WASHINGTON -- A senior White House official said yesterday that the Republican strategy in the budget fight "all along" was deliberately to "create congressional vulnerability" on the issue, even if that might weaken GOP incumbents.
Speaking to reporters on the condition that he not be named, the official said that the administration's strategy on domestic issues has been to persuade Americans that Congress was not functioning well and ought to be replaced.
And although that "makes it tough on Republican incumbents," the official said, "this is a long-term battle."
The official's remarks were considered certain to aggravate the frictions between the White House and congressional Republicans, who split with President Bush over the tax issue earlier this month and have been increasingly cool to him since.
Partly in response to the president's handling of the budget crisis, recent polls show Republicans plummeting in races across the nation. A near-panic has engulfed GOP strategists, several of whom have urged candidates to distance themselves from Mr. Bush.
Yesterday, the White House retaliated against one strategist, Edward J. Rollins, director of the National Republican Congressional Committee, publicly denouncing him and privately calling for his ouster.
"There is a strong anti-incumbent mood in the country," the official said. "We think that is a strong plus for the Republicans."
Mr. Rollins, in a memo, had advised GOP candidates that they should "not hesitate to oppose either the president" or his policies.
"Obviously, we were not happy with his comments," said White House spokesman Marlin Fitzwater. "That is probably the understatement of the decade."
Later, reporters asked the president if he wanted Mr. Rollins fired. Mr. Bush refused to answer but appeared to nod "yes."
But the chairman of the campaign committee, Representative Guy Vander Jagt, R-Mich., told reporters later that no action would be taken against Mr. Rollins, at least for now. "We have an election to win," Mr. Vander Jagt said.
Mr. Bush's nod came at a televised photo opportunity with congressional Republican leaders that the White House had scheduled to try to portray an image of GOP unity. "We're coming together," Mr. Bush said.
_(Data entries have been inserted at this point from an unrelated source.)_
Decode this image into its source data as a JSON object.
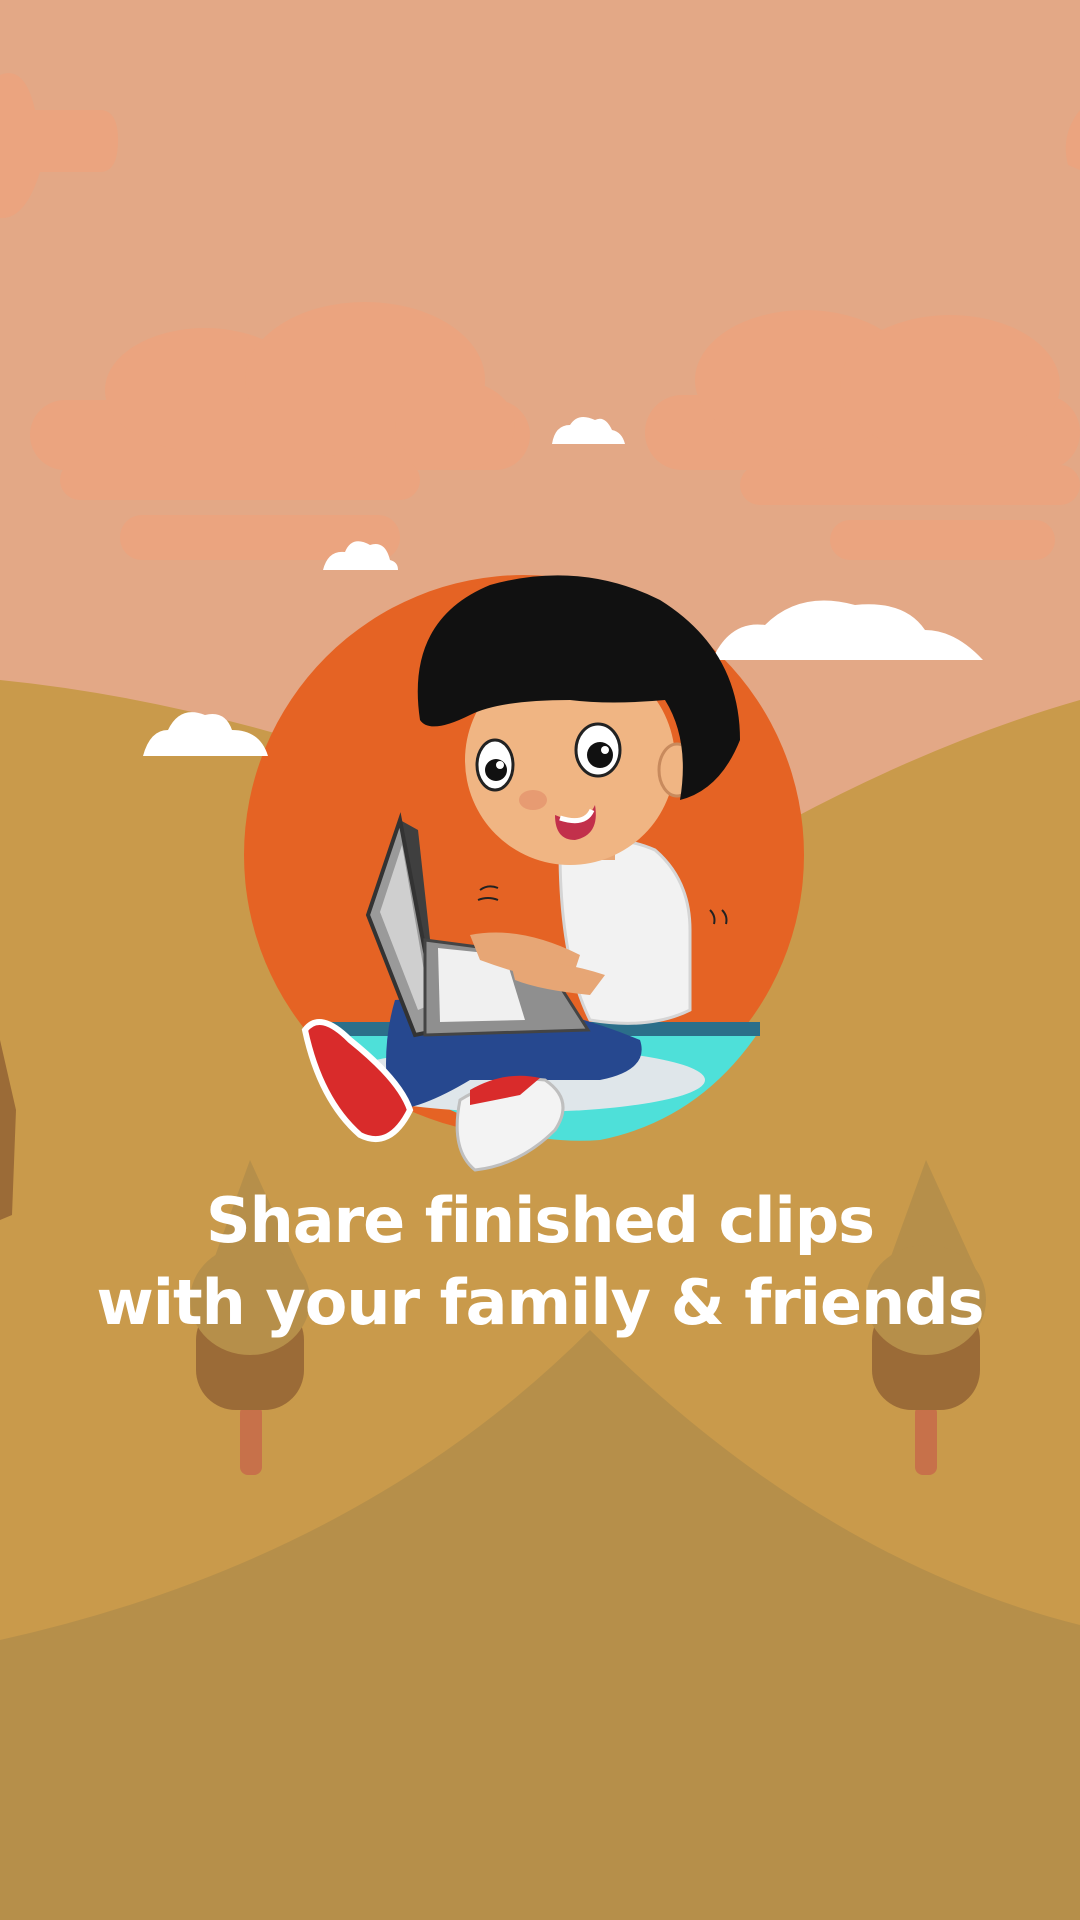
{
  "onboarding": {
    "headline_line1": "Share finished clips",
    "headline_line2": "with your family & friends"
  },
  "illustration": {
    "subject": "boy-with-laptop",
    "scene": "sunset-hills-with-clouds-and-trees"
  },
  "colors": {
    "sky": "#e3a886",
    "sky_cloud": "#eba47f",
    "sun": "#e56324",
    "hill": "#c99a4b",
    "ground": "#b68f4a",
    "tree": "#9b6b37",
    "tree_trunk": "#c7714a",
    "text": "#ffffff"
  }
}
The events of the day, however, seemed to send the opposite message, underlining the bitterness between the White House and congressional Republicans.
Not surprisingly, Republican members of Congress reacted negatively to the senior official's suggestion that their losses might be part of a long-term benefit for the party.
"People have feelings, and they have become very bitter about those things when they happen," said Representative Silvio O. Conte, R-Mass.
Mr. Bush, for his part, gave a White House tour to actress Bo Derek, went jogging and appeared briefly with the Republican leaders.